**WHAT THE TASK REQUIRES**.
One number is all that is asked for: the number of lines below that hold the string "Process".
*** INFORMATION
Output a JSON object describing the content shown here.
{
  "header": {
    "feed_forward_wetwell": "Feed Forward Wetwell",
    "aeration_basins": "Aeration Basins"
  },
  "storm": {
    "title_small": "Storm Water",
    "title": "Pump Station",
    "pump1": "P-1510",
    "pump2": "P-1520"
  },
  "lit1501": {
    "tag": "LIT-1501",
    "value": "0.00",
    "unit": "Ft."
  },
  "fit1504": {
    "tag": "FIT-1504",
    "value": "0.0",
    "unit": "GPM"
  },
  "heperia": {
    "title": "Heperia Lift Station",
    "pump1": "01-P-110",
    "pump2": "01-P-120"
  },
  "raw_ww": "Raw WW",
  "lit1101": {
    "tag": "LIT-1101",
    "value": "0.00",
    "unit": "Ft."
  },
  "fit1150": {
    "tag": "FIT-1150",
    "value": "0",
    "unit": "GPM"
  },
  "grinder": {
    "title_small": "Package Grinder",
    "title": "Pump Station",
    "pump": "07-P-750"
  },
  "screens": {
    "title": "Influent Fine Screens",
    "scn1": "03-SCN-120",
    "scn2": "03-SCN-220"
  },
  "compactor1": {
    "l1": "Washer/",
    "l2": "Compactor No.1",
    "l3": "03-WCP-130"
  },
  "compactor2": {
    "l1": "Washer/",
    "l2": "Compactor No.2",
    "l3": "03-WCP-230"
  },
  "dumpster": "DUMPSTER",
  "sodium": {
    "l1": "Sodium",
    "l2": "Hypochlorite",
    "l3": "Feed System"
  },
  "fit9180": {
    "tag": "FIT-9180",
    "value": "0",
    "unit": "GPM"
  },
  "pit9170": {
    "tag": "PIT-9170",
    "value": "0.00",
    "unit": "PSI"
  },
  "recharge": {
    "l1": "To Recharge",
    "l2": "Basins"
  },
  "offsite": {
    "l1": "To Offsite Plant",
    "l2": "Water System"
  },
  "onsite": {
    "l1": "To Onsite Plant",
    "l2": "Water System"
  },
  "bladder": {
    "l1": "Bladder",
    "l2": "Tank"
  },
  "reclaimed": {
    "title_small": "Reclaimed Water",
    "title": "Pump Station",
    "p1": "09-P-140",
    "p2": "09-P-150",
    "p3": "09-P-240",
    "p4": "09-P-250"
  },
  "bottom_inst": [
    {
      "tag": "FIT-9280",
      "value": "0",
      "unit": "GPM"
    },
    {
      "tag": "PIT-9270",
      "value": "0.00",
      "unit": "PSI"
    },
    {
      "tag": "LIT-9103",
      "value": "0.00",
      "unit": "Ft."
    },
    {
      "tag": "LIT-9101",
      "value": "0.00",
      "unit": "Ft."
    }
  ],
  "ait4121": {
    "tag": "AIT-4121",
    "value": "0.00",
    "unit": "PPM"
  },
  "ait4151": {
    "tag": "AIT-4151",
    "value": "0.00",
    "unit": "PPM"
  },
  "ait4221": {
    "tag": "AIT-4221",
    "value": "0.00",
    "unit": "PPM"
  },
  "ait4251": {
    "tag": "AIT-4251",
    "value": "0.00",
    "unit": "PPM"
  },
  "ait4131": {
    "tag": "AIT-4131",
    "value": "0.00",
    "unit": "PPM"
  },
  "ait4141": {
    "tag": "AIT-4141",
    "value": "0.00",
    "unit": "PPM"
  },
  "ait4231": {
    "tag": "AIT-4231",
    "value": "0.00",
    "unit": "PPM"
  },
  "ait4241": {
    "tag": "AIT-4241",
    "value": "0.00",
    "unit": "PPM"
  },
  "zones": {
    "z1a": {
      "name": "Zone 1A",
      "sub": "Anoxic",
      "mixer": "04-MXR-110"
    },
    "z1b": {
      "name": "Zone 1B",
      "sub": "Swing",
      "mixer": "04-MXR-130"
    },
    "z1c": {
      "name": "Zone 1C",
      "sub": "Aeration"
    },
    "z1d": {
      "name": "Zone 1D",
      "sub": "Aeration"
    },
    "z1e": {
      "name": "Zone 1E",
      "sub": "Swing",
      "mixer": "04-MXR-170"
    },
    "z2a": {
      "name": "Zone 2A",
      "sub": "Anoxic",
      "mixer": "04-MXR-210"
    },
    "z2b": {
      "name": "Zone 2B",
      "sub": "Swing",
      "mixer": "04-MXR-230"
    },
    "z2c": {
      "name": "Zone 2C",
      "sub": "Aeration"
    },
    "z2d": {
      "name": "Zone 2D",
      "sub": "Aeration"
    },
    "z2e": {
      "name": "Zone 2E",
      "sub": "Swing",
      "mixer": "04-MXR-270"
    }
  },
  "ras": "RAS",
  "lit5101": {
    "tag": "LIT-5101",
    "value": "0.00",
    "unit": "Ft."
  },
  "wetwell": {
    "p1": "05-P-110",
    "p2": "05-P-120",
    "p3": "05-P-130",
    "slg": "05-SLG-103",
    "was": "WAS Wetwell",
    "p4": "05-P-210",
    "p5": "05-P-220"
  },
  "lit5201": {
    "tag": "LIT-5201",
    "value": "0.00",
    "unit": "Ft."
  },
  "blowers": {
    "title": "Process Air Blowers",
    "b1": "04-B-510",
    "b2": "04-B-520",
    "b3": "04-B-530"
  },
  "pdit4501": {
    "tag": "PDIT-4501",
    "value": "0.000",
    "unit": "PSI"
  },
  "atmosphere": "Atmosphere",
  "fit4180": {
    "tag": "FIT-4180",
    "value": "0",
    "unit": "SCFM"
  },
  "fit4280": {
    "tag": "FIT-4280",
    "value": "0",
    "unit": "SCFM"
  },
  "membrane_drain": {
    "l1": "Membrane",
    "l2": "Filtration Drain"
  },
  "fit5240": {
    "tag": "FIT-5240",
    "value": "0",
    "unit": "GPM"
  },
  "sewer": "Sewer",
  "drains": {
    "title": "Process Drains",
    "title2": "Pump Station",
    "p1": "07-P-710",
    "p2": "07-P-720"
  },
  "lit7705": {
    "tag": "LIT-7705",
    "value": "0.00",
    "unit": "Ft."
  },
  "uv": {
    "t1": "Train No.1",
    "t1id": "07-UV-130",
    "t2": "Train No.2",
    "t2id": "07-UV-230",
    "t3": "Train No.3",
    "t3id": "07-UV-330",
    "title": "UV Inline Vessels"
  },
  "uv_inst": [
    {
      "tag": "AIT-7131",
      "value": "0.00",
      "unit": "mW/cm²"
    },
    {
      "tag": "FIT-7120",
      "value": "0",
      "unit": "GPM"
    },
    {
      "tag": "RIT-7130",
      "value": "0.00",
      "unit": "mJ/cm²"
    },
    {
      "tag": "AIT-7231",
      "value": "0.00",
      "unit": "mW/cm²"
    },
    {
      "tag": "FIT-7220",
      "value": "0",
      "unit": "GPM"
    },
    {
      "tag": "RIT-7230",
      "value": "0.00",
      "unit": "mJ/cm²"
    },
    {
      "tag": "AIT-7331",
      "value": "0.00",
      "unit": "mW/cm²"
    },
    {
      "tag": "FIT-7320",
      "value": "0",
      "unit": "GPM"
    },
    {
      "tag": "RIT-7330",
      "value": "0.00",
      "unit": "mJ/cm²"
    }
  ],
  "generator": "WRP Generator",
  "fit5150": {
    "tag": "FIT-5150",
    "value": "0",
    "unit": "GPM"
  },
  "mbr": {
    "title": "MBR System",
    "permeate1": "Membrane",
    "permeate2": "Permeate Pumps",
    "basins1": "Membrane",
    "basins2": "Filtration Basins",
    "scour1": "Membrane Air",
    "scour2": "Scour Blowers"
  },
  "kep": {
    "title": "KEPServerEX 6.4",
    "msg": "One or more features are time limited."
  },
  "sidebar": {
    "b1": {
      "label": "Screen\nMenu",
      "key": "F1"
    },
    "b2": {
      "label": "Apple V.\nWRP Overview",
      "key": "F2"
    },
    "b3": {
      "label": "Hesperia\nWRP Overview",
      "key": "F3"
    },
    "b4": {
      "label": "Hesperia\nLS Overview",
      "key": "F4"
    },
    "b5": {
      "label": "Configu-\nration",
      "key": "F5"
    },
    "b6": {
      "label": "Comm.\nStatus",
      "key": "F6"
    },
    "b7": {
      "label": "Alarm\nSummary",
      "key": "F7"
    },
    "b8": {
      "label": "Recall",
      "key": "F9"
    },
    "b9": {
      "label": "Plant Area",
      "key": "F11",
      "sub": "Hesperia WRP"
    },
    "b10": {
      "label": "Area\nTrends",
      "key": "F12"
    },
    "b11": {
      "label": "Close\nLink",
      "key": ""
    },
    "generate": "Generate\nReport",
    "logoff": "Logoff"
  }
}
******
**EXERCISE RESPONSE**.
2